One of my favourite tasks upon receiving my weekly organic box is choosing from the array of ingredients to make my daily juice. Knowing that I don’t have to worry about any nasties makes it that much more enjoyable. Ginger is one of my key ingredients. I am always amazed at how much juice is produced from a small nodule.

Commonly called a root, it’s actually a rhizome (the underground stem), and it takes its name from a Sanskrit word meaning “with a body like a horn”. Its origins are in India and China and it’s held in high regard in the Koran and the writings of Confucius. Being one of the first spices commonly used in Western Europe, it was a popular article of trade during medieval times, and was widely used as a treatment against plague. In English pubs and taverns, barkeepers would put ground ginger out to sprinkle on beer, this being the origin of ginger ale.

It is the first thing I pull out of the fridge when any one of my family appears to be coming down with a cold. Blended with garlic, lemon and chilli, it makes for a potent flu buster! Also, the onset of nausea is quickly settled with a healthy dose of ginger.

Meanwhile the campaign by corporations to gain control of our food supply continues. In Europe, the European Patent Office is preparing to make a decision that has far-reaching consequences. Can ordinary (non genetically-modified) food be patented? In this particular instance, it’s broccoli, but if this is approved, the floodgates will open. Genetically-modified plants have been patentable in Europe since 2000. With consumers having turned against GMO’s the corporations are now trying to extend their grip by potentially being able to patent all types of food.

So why are patents on plants a bad idea? The main reason is that patents severely limit the rights of farmers, who cannot save their seeds, and instead have to buy each year from the corporation. A disaster for biodiversity, since local varieties are inevitable ignored in the massive economies of scale, and a huge risk to food security.

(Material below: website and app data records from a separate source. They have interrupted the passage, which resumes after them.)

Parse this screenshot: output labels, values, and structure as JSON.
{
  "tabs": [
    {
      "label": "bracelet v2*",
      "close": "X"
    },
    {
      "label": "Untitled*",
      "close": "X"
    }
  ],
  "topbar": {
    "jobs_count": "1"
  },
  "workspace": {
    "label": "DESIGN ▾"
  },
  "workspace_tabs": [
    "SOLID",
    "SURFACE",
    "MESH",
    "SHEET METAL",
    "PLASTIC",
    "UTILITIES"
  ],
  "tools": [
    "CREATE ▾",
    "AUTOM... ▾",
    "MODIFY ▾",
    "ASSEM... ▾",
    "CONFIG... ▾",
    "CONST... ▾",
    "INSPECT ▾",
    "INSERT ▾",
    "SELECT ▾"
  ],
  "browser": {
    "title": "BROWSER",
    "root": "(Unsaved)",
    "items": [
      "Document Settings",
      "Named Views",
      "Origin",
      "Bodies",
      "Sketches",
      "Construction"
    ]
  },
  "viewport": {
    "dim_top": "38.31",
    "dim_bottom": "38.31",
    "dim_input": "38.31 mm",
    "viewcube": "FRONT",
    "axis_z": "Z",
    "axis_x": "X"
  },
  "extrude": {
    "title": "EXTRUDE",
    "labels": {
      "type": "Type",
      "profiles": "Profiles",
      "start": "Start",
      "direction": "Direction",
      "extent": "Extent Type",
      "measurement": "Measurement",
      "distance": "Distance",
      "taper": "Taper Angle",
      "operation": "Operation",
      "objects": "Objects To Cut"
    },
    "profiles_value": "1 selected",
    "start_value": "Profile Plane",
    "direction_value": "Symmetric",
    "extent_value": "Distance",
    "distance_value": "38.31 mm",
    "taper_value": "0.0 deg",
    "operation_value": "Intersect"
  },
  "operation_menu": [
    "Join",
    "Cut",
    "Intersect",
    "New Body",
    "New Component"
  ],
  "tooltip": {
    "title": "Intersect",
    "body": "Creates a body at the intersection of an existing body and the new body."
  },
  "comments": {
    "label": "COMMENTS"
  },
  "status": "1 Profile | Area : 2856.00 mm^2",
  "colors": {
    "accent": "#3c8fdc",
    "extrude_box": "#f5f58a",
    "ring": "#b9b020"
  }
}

Visit http://www.no-patents-on-seeds.org to find out more about the campaign to stop this.

In the meantime, head on over to www.ethical.org.za to order.

The Co-op team